- [About this task] One number is the whole answer: the tally of lines in the records below that contain "JSON".
════════════════════
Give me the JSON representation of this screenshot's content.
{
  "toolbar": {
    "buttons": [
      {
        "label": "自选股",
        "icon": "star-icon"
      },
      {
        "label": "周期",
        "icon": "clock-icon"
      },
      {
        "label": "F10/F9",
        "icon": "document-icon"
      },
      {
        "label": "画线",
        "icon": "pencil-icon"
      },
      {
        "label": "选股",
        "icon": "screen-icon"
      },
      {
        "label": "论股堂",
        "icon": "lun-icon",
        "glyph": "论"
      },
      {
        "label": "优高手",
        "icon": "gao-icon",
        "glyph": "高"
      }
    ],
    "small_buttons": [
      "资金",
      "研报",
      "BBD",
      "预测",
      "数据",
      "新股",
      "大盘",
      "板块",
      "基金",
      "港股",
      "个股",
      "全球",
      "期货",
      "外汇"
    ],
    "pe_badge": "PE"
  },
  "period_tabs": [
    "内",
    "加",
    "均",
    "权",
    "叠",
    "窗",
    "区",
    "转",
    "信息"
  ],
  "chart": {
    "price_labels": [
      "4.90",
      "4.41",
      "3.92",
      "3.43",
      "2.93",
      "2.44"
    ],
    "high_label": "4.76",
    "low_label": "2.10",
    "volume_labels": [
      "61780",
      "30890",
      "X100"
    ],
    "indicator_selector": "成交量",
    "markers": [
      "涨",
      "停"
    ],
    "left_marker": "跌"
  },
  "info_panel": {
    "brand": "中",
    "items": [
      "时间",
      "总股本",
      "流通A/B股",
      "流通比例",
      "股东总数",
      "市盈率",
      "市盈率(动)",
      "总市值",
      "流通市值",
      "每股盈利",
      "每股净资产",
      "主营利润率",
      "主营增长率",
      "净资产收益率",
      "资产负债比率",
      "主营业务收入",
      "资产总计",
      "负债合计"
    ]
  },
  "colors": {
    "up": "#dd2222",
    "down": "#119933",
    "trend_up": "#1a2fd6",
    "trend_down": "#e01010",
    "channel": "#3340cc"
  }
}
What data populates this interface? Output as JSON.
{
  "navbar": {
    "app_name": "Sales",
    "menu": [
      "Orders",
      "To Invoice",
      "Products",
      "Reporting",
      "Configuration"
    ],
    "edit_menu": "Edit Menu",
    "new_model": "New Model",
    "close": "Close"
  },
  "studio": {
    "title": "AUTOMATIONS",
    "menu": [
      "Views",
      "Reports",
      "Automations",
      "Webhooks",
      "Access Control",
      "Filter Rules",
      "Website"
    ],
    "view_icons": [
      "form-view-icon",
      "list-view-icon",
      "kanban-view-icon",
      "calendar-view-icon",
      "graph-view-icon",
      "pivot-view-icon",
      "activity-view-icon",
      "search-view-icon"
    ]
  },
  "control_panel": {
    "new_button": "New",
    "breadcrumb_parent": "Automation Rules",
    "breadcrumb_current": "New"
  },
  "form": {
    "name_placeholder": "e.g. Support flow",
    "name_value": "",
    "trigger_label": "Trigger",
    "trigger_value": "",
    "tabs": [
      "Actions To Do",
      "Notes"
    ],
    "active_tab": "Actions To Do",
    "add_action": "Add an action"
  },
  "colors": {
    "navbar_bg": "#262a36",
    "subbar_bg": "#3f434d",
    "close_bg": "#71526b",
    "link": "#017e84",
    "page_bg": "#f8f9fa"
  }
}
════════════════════
- [Written response] 2